Folks over at the Raspberry Pi foundation have just released a new version of their hugely popular single-board computer, the Raspberry Pi 3. Available for $35, the Pi 3 is based on a 64-bit ARM Cortex A53 chipset that performs around 50 percent faster in 32-bit mode than that of the Raspberry Pi 2, and roughly ten times better than the original single-core Raspberry Pi.
“We’ve got a 10x improvement in processing in 13 months,” said the board’s co-creator Eben Upton. “Talking to people who’ve played with the units, it’s crossed some kind of line. It’s become more PC-like. When you’re using LibreOffice and the web browser it just feels more modern in that respect. You’re looking at an entry-level PC from the latter part of the last decade.”
Moreover, the Pi 3 Model B adds support for Wi-Fi and Bluetooth, a first for the Pi, as well as becomes capable of playing 1080p video at 60 frames per second.
Raspberry Pi 3 Specs:
- Chipset: Broadcom BCM2837
- CPU: 1.2GHz quad-core 64-bit ARM cortex A53
- Ethernet : 10/100 (Max throughput 100Mbps)
- USB: Four USB 2.0 with 480Mbps data transfer
- Storage: MicroSD card or via USB-attached storage
- Wireless: 802.11n Wireless LAN (Peak transmit/receive throughput of 150Mbps), Bluetooth 4.1
- Graphics: 400MHz VideoCore IV multimedia
- Memory: 1GB LPDDR2-900 SDRAM
- Expandability: 40 general purpose input-output pins
- Video: Full HDMI port
- Audio: Combined 3.5mm audio out jack and composite video
- Camera interface (CSI)
- Display interface (DSI)
Raspberry Pi 3 vs Pine A64 – Competition Heats Up
Currently, the biggest competitor to Raspberry Pi 3 is the Pine A64, which was recently launched as a Kickstarter project for just half the price.

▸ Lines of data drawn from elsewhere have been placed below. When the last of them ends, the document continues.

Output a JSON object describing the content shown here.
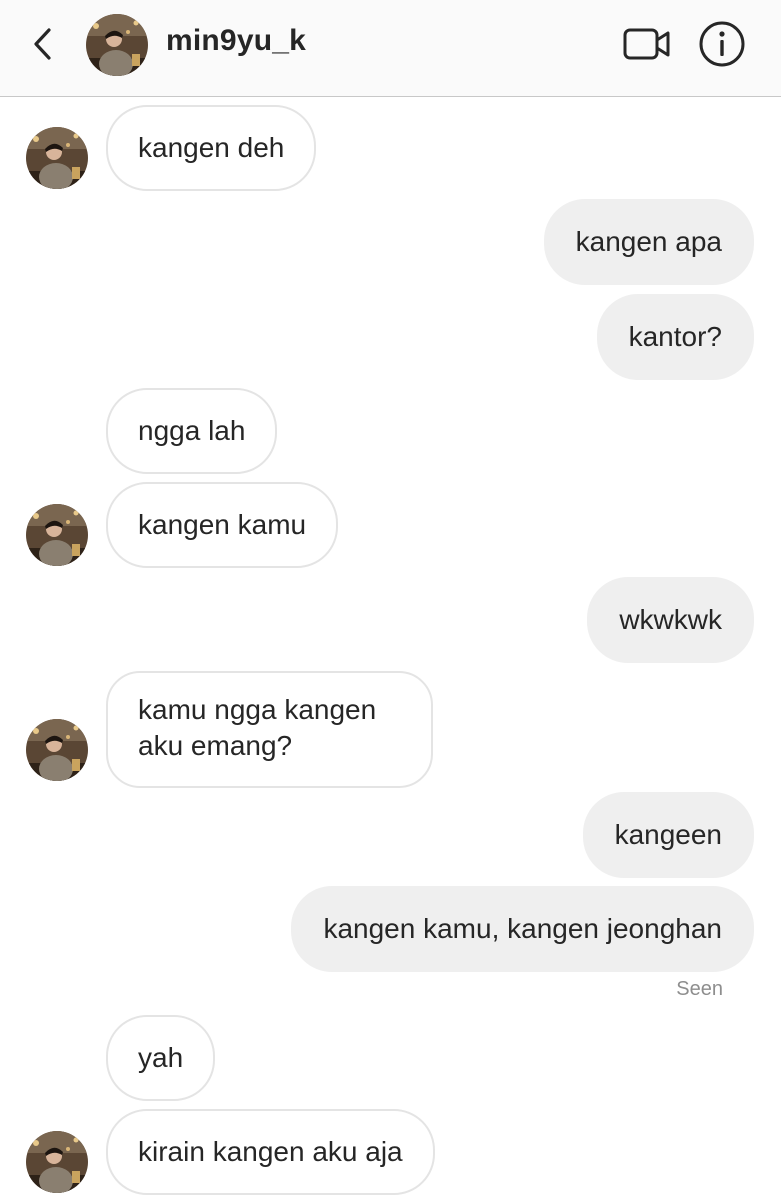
{
  "header": {
    "username": "min9yu_k",
    "back_icon": "chevron-left-icon",
    "video_icon": "video-camera-icon",
    "info_icon": "info-icon"
  },
  "messages": [
    {
      "sender": "them",
      "text": "kangen deh"
    },
    {
      "sender": "me",
      "text": "kangen apa"
    },
    {
      "sender": "me",
      "text": "kantor?"
    },
    {
      "sender": "them",
      "text": "ngga lah"
    },
    {
      "sender": "them",
      "text": "kangen kamu"
    },
    {
      "sender": "me",
      "text": "wkwkwk"
    },
    {
      "sender": "them",
      "text": "kamu ngga kangen aku emang?"
    },
    {
      "sender": "me",
      "text": "kangeen"
    },
    {
      "sender": "me",
      "text": "kangen kamu, kangen jeonghan"
    },
    {
      "sender": "them",
      "text": "yah"
    },
    {
      "sender": "them",
      "text": "kirain kangen aku aja"
    }
  ],
  "seen_label": "Seen",
  "colors": {
    "outgoing_bubble": "#efefef",
    "incoming_border": "#e4e4e4",
    "header_bg": "#fafafa",
    "seen_text": "#8e8e8e"
  }
}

With a base price of $15, Pine A64 hosts the same an ARMv8 Cortex-A53 chip that runs at 1.20GHz, but features more powerful dual-core MALI-400 MP2 GPU at 500MHz, capable of 1.1 Gpixels throughput.

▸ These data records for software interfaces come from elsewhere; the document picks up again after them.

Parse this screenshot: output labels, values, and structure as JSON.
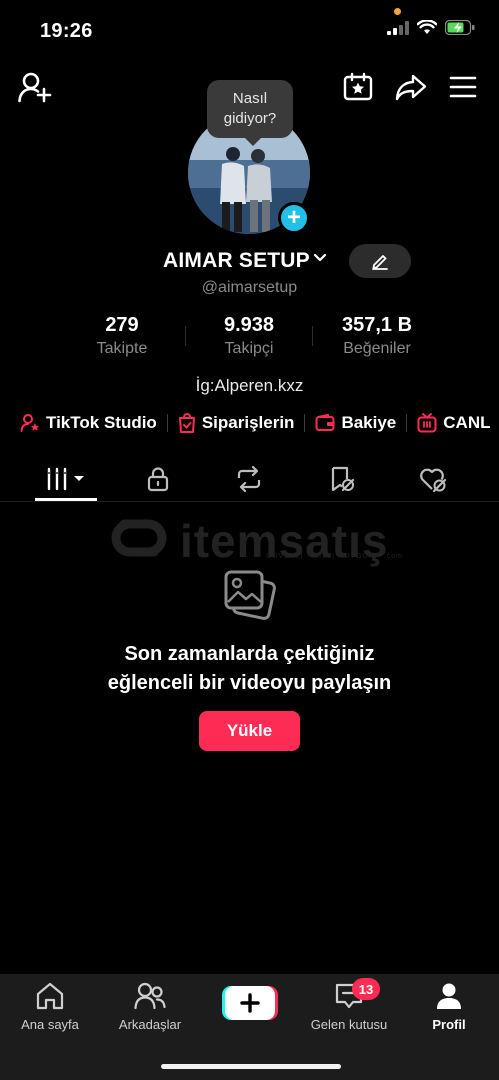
{
  "status_bar": {
    "time": "19:26"
  },
  "profile": {
    "bubble_text": "Nasıl gidiyor?",
    "display_name": "AIMAR SETUP",
    "username": "@aimarsetup",
    "bio": "İg:Alperen.kxz"
  },
  "stats": [
    {
      "value": "279",
      "label": "Takipte"
    },
    {
      "value": "9.938",
      "label": "Takipçi"
    },
    {
      "value": "357,1 B",
      "label": "Beğeniler"
    }
  ],
  "links": [
    {
      "label": "TikTok Studio",
      "icon": "studio-icon"
    },
    {
      "label": "Siparişlerin",
      "icon": "orders-icon"
    },
    {
      "label": "Bakiye",
      "icon": "wallet-icon"
    },
    {
      "label": "CANL",
      "icon": "live-icon"
    }
  ],
  "tabs": [
    "videos-grid-icon",
    "lock-icon",
    "repost-icon",
    "favorites-icon",
    "liked-icon"
  ],
  "watermark": {
    "text": "itemsatış",
    "sub": "GÜVENLİ · HIZLI · UYGUN · .com"
  },
  "empty_state": {
    "line1": "Son zamanlarda çektiğiniz",
    "line2": "eğlenceli bir videoyu paylaşın",
    "button": "Yükle"
  },
  "bottom_nav": {
    "home": "Ana sayfa",
    "friends": "Arkadaşlar",
    "inbox": "Gelen kutusu",
    "inbox_badge": "13",
    "profile": "Profil"
  },
  "colors": {
    "accent": "#fe2c55",
    "avatar_plus": "#21c0e8",
    "battery": "#5cd95c"
  }
}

The device supports up to 2GB of DDR3 SDRAM, a microSD slot which can handle cards up to 256GB flash storage, up to gigabit ethernet, two USB 2.0 ports, one HDMI 1.4 connector offering 4K output and both a stereo mini-jack connector and built-in 3.7V Lithium battery charging circuit.
Unlike Raspberry Pi 3 however, Pine 64’s base model does not come with integrated WiFi or Bluetooth. It only features 512MB of RAM, though you can upgrade to 1GB of RAM, 802.11b/g/n WiFi and Bluetooth 4.0 for a total of $29, which is still $6 less than that of Pi 3.
As for operating systems, the Raspberry Pi 3 will support most exciting OSes of the Pi, including the official Raspbian OS, Windows 10 IoT Core, Chromium OS, Gentoo, PiBang, Risc OS, and others. The Pi 3 Model B is available now for $35 via Premier Farnell and RS Components, with shipping expected to begin over the next week.
Gohar is the lead editor at TechFrag. He has a wide range of interests when it comes to tech but he's currently spending a big chunk of his time writing about privacy, cyber security, and anything policy related.